Nearly two years after blowing Vita owners’ minds, Danganronpa: Trigger Happy Havoc brings some despair to PC gamers on Steam. In the past few years, some big Japanese publishers like Bandai Namco and Square Enix have been putting their games on Steam, but they all pale in comparison to the experience you will get from Danganronpa. This is the third time I played through Trigger Happy Havoc and it reminded me why I enjoy these unique games in the first place.
The Danganronpa games play out like a combination of the Ace Attorney games, Persona games, and Zero Escape games. You basically have school life, character interactions (Danganronpa has some of the best characters ever written), detective work, and puzzle mini-games. The main story took me just over 25 hours to complete and will depend on how fast you can read and how much extra stuff you do while getting through your time in Hope’s Peak Academy. There is no filler content here. The quality never drops and the well written characters and plot twists keep you guessing right until the end.
Makoto Naegi is an average student who has lucked out and finds himself with the prestigious opportunity of joining Hope’s Peak Academy, which is reserved for the best of the best and where every student is an “Ultimate” at something or the other. Leon is the Ultimate Baseball Star, while Asahina is the Ultimate Swimming Pro. There are also a few characters who don’t reveal what they are the Ultimate at. You play as Makoto and try and figure out why you were chosen to be here.
Hope’s Peak isn’t your everyday academy. Early on, you get to know that everyone is trapped within the confines of the Academy and the only way to escape is to kill someone and “graduate”. This is where the real game begins. Monokuma, a remote-controlled bear who is both the best and the worst, will torment the rest of your time at Hope’s Peak through various mind games. After the prologue, the game gets into a regular pattern of spending time with your friends and learning more about them before a murder takes place. The murder is followed by an investigation (this is where the Ace Attorney nod happens) and finally a trial.
Trials in Danganronpa are very different than other games. There are mini-games that involve rhythm sections, shooting “truth bullets” into contradictory statements, and more. This may sound arduous, but everything has been crafted carefully to keep you guessing until the very end where everyone has decided on the guilty party. I love the finale of the trials, where you put together different pieces of the murder in a comic book fashion. These trials end up with someone getting executed and the number of students reduces.
Danganronpa will have you get attached to certain characters only to see them get executed or murdered soon after. There is some replay value because you can restart the game and spend time with a character who got murdered earlier in the game. There’s also the fact that things are never predictable thanks to the plot twists and the great writing.

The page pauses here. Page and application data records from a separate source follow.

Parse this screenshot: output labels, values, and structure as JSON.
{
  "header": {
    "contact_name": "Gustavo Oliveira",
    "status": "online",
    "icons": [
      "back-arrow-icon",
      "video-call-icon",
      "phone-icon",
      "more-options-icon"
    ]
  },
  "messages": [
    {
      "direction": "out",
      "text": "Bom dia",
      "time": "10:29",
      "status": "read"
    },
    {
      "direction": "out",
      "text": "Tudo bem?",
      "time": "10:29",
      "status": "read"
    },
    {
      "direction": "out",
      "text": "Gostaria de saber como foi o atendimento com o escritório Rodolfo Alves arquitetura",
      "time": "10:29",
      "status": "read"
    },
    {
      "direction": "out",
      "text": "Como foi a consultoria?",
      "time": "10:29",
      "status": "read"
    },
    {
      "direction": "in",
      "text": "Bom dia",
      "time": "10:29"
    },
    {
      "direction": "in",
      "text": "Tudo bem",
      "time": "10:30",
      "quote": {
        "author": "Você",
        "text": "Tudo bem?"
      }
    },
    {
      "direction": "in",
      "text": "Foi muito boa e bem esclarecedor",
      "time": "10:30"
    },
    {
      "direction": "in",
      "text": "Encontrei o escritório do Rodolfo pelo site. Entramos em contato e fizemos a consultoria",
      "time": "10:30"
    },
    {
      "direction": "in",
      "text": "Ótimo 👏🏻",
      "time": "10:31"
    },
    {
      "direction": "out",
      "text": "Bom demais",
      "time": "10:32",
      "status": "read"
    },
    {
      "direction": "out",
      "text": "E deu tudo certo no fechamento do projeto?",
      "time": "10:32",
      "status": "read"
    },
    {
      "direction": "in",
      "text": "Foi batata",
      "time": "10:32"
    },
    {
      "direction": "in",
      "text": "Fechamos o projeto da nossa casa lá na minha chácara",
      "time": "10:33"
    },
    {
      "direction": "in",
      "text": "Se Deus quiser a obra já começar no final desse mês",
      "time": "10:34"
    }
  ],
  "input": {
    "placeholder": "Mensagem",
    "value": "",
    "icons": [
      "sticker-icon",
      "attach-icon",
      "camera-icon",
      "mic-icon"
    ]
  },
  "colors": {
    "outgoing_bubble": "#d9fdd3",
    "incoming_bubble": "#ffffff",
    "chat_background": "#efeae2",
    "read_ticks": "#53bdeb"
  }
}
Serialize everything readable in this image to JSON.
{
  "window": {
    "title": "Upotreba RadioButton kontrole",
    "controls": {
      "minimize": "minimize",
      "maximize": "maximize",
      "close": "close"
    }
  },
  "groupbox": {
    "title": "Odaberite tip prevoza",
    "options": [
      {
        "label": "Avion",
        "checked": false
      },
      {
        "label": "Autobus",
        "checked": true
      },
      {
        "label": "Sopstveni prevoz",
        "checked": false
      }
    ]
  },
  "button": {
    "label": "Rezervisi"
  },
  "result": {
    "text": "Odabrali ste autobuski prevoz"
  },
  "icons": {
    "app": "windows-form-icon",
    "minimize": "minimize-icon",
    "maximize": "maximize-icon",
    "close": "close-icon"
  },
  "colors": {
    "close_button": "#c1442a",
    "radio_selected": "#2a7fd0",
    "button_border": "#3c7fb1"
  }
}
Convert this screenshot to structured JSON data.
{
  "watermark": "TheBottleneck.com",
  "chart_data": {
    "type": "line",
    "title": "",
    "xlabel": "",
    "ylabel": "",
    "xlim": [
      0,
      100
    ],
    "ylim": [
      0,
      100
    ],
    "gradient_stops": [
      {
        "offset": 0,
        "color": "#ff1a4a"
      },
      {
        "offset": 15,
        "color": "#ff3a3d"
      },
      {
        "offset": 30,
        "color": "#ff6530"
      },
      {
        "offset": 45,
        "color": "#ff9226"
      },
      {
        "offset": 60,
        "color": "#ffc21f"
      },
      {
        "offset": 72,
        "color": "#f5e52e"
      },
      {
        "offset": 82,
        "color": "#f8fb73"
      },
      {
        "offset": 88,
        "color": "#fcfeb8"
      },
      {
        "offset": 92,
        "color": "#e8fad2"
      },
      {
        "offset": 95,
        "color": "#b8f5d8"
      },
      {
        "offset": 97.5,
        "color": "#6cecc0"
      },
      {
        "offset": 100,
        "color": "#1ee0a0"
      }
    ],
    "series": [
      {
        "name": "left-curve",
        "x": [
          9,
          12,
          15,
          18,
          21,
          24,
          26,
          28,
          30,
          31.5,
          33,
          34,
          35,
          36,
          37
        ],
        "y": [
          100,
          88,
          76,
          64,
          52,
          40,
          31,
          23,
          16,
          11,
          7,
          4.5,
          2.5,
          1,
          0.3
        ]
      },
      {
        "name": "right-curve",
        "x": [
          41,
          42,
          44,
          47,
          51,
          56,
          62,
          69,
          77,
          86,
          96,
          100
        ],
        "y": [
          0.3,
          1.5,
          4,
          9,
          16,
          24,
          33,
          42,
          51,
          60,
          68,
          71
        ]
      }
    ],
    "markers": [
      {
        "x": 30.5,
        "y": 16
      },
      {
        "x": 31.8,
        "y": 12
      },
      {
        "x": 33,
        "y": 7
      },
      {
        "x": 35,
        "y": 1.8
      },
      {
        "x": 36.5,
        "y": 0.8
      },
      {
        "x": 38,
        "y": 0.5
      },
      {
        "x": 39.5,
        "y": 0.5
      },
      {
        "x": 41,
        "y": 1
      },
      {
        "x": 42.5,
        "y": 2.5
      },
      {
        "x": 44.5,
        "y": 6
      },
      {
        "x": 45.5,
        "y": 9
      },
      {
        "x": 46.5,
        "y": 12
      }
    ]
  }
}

Visually, Danganronpa looked amazing on the Vita even though it is basically a remade PSP game. On PC, things are a bit different, with most things looking gorgeous at 1080p, but others being a bit blurry thanks to the limitations of the original artwork. More on the PC port in a bit. The character models look great and I love the diverse art style found across the different environments at Hope’s Peak Academy. Blood is indicated by pink colour and not red, which is an interesting change to keep the game’s rating lower.
The audio of Danganronpa: Trigger Happy Havoc is excellent. While the English voice acting has a few hiccups in quality, you have the option to play with the original Japanese voice acting. Masafumi Takada’s soundtrack will have you humming tunes for days after you have finished this chapter in the Danganronpa story.
Abstraction Games has done a really good job with most things in the PC port. It supports up to 1080p natively and lets you play in either windowed or full screen mode. The game looks best at windowed mode running the Vita resolution since some artwork has been limited by that resolution. There are AA options that support up to 16x MSAA and these effects apply to the environments. Walking through the corridors of Hope’s Peak at 60 fps and full HD is great. The game also runs at 60 fps almost all the way.
Where the port does show its PSP or Vita origins is the character models. Up close, characters look a bit blurry and there are some aspects of the environment that look blurry compared to the rest. Many of the cutscenes run at sub-1080p resolutions, just like the Vita version. The images before and after each chapter are also low resolution and the save screen is also a replica of the PSP and Vita save screen for some reason. If you’ve played Valkyria Chronicles on PC, you will know what I’m talking about.
On the PC, you get to play using a controller or keyboard and mouse. I played through a fair bit using both and while the keyboard and mouse controls are really good, I’d recommend playing this with a controller. I played with the Xbox One controller and found almost no issues barring the controller prompts in the dialogue boxes looking blurry and out of place. You also need to select your controller prompts on the game’s custom launcher and it does not switch prompts from keyboard and mouse to controller automatically when plugged in.
Danganronpa: Trigger Happy Havoc is a near-perfect game. The PC version is let down a bit by the blurry visuals in some areas and a random bug that had the dialogue box flicker while progressing. If you don’t mind trying something unique and with lots of dialogue, Danganronpa will easily make its way to your game of the year list. It is a captivating masterclass in interactive story telling.
Danganronpa: Trigger Happy Havoc was reviewed on the Asus RoG GL552JX provided by Asus